There are temples in Kerala where you can spot a banyan tree (“aal”) intertwined with a mango tree (“maav”). This beautiful symbiosis gives a subtle meaning to the word “aatmaav” or soul. The reason I found this relevant today was something that I read on how parts of Africa have a concept called “ubuntu”. Frankly, if it weren’t for Clinton there’s only a slight chance I would have heard of it.
The varied set of responses to a BBC article reflect how powerful and yet, complex a word unbuntu is:
Ubuntu is at the heart of the South African truth and reconciliation process. The term Ubuntu, according to Tutu, has perhaps its equivalent in Western world: “I think therefore I am.” The Ubuntu version of this same concept would be translated as “I am human because I belong. I participate, I share.” Ubuntu embraces the worst in the other with the awareness that I would have done the same evil if I were in their shoes. It comes from the grim realisation that in as much as people are capable of doing good, there is always a danger of an evil force that works at various levels possessing people and making them do things that they would not normally do.
Dawit Yehualashet, Ethiopian in Goshen, IN, USA
The essence and depth of ‘ubuntu’ as a concept lies in the age-long African philosophy and practice of communalism and shared objectives. You are your neighbours’ keeper…We are all extricably linked and if you buy into the philosophy of ubuntu then I have your back and you have mine. I am because you are – togetherness is it.
Lawrence Mba, Toronto, Canada

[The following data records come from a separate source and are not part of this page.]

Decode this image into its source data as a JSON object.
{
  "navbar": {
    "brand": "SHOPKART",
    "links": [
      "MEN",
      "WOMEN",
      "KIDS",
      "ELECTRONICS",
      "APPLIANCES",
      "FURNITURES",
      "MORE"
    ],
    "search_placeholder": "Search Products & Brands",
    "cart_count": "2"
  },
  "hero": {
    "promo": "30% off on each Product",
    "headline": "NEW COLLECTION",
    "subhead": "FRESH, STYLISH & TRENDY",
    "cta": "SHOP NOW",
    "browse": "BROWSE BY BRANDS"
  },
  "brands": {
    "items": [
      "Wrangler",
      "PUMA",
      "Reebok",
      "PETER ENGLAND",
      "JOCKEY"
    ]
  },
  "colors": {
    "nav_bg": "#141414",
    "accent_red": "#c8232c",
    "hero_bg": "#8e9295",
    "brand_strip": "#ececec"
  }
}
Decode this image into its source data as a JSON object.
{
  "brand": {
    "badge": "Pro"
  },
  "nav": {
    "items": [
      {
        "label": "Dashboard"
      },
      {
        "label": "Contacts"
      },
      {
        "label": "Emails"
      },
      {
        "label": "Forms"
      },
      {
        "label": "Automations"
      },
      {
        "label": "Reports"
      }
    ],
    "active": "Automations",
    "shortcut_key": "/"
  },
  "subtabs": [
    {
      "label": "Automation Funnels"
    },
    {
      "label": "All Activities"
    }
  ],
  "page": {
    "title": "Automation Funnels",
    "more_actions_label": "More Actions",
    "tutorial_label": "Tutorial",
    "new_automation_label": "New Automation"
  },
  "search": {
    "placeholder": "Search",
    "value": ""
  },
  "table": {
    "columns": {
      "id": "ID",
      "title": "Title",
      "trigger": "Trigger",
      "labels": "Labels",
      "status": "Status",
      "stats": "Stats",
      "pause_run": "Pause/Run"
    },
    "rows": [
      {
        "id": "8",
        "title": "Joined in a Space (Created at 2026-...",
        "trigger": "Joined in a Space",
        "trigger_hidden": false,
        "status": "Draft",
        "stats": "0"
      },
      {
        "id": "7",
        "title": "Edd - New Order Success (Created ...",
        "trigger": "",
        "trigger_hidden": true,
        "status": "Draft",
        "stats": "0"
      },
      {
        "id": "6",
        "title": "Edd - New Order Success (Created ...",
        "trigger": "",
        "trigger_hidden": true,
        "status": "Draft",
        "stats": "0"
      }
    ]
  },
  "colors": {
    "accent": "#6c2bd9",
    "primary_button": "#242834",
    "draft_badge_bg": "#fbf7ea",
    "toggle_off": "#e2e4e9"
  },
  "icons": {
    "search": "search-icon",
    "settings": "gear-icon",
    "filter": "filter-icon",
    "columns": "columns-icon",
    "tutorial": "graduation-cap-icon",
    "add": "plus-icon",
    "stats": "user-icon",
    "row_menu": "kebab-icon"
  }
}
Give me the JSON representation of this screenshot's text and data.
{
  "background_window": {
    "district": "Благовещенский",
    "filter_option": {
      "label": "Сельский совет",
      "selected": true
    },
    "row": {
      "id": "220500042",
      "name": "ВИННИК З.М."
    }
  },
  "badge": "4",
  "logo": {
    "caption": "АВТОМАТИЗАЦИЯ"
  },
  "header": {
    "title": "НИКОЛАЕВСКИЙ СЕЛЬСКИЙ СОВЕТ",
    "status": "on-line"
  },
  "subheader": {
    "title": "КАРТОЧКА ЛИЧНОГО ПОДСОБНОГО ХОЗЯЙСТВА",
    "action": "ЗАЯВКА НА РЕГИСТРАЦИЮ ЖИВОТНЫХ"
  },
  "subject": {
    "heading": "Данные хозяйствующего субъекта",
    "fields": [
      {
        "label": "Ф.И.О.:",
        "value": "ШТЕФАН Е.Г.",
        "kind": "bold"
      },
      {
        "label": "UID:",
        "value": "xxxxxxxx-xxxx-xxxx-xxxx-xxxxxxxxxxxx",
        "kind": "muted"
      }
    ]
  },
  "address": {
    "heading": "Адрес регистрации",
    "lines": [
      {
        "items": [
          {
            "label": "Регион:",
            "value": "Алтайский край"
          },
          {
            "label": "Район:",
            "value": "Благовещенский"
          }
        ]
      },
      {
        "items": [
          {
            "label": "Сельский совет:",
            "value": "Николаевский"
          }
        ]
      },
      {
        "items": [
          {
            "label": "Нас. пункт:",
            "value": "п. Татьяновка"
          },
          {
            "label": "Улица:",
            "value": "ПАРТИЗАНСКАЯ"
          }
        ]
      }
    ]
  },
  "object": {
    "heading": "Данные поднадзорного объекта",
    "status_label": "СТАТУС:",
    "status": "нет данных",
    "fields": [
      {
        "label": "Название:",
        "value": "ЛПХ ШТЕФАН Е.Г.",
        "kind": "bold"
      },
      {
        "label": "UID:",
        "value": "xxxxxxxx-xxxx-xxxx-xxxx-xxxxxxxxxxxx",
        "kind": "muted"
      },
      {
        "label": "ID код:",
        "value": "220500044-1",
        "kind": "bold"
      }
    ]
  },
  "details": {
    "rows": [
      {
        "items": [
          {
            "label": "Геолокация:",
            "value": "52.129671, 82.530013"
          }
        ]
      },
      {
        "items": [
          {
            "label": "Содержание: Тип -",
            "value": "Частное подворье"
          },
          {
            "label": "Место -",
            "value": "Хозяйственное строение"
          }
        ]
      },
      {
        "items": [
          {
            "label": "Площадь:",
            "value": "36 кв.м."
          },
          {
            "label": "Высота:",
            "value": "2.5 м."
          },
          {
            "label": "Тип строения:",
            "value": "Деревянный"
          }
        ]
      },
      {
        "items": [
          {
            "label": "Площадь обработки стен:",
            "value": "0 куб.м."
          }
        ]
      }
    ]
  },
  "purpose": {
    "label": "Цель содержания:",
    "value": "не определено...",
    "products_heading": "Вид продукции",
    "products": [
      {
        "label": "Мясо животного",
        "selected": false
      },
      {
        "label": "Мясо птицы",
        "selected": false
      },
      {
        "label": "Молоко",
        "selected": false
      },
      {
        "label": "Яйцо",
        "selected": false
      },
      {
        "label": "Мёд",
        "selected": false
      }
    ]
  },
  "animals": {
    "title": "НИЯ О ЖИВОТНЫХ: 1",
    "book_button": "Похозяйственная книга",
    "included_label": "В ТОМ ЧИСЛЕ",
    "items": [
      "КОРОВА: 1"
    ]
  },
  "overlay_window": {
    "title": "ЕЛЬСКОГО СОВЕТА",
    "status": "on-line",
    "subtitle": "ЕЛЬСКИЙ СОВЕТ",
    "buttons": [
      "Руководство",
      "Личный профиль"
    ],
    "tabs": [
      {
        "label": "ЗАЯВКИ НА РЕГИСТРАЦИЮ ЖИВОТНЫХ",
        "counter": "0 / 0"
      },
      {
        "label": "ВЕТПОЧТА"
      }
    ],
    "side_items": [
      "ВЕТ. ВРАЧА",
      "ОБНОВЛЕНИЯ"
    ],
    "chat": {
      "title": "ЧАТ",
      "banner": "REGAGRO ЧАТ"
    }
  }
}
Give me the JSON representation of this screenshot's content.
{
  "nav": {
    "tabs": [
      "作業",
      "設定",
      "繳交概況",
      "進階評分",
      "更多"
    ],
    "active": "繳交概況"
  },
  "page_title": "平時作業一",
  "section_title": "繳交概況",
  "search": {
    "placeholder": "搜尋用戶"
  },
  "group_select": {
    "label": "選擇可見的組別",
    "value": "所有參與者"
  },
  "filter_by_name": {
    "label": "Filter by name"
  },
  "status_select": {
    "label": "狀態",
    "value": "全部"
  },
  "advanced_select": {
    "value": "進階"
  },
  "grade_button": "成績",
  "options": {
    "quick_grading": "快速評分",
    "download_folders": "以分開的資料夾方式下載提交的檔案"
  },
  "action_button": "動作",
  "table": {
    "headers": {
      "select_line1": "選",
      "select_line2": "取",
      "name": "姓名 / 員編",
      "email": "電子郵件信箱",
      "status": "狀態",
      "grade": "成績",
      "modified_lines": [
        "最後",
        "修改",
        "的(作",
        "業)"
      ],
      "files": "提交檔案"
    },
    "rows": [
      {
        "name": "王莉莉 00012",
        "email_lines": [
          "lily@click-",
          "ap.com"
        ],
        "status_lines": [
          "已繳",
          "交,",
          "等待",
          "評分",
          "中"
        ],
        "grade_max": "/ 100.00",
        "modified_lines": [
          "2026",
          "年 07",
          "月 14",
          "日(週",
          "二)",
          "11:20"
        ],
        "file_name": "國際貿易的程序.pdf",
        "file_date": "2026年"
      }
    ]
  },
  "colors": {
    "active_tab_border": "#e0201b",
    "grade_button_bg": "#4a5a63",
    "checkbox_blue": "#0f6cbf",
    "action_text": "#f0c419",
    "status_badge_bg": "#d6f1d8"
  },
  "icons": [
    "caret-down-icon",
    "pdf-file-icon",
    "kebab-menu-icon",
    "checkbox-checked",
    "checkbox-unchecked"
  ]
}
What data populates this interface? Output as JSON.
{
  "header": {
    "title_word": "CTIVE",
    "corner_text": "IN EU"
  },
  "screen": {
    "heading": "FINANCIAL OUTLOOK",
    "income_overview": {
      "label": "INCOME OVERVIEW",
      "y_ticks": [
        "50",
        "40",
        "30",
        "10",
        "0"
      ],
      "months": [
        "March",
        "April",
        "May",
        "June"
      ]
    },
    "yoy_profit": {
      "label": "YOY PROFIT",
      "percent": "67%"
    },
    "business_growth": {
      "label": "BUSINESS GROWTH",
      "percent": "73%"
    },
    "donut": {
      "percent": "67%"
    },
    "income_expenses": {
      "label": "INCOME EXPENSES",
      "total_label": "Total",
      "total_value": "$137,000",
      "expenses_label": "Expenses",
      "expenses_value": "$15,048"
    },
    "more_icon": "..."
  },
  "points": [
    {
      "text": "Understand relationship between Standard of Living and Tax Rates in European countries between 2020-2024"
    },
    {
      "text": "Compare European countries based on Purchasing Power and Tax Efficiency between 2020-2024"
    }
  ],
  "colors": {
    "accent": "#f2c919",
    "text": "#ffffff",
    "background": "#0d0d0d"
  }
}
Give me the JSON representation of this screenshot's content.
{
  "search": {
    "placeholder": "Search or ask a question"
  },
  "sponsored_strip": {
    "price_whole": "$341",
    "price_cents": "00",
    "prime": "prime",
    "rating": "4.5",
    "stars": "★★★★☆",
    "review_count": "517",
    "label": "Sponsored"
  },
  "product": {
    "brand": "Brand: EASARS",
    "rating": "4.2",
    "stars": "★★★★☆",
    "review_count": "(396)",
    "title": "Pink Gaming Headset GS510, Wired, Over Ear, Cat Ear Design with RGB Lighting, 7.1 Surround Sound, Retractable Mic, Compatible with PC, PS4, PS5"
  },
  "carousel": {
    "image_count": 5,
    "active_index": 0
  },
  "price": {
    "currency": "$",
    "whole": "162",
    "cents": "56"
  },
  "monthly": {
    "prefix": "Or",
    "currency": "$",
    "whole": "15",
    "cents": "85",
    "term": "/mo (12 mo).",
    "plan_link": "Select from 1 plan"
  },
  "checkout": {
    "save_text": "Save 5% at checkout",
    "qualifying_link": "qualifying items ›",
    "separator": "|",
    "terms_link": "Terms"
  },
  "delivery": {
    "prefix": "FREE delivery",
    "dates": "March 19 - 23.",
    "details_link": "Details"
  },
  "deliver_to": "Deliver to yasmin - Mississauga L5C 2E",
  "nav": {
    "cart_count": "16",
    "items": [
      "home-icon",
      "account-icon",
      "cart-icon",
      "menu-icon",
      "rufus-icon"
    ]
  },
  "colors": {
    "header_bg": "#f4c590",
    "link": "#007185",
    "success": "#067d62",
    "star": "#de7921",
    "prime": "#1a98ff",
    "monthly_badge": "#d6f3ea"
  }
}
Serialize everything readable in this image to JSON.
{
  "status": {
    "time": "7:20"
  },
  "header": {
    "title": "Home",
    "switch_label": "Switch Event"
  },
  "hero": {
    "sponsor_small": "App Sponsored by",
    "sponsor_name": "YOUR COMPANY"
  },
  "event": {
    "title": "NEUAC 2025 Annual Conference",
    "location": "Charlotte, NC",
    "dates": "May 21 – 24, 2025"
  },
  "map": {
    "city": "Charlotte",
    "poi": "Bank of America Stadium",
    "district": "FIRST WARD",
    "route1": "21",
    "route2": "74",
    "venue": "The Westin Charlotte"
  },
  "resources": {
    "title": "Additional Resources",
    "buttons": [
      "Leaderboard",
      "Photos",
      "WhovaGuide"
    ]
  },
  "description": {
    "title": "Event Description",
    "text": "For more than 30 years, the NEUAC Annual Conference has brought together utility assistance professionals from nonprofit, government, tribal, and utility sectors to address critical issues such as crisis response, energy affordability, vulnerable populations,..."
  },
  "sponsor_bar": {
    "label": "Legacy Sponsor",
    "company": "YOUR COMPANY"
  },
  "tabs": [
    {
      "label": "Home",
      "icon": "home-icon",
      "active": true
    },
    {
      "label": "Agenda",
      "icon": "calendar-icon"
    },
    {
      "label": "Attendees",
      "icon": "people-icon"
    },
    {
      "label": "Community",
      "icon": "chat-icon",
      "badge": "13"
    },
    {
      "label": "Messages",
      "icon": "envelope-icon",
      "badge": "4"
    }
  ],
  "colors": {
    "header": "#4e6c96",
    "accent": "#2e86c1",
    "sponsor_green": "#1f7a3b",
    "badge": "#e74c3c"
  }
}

It is refreshing to see a Western leader talk about this concept because many people perceive there to be a clash between Western and non-Western cultures on the question of how to build a society. Do you base it on the concept of the individual where you encourage competition to elicit the best qualities in us? Or do you base it on the concept of the community where you encourage cooperation which may at times, require personal sacrifice for the good of all?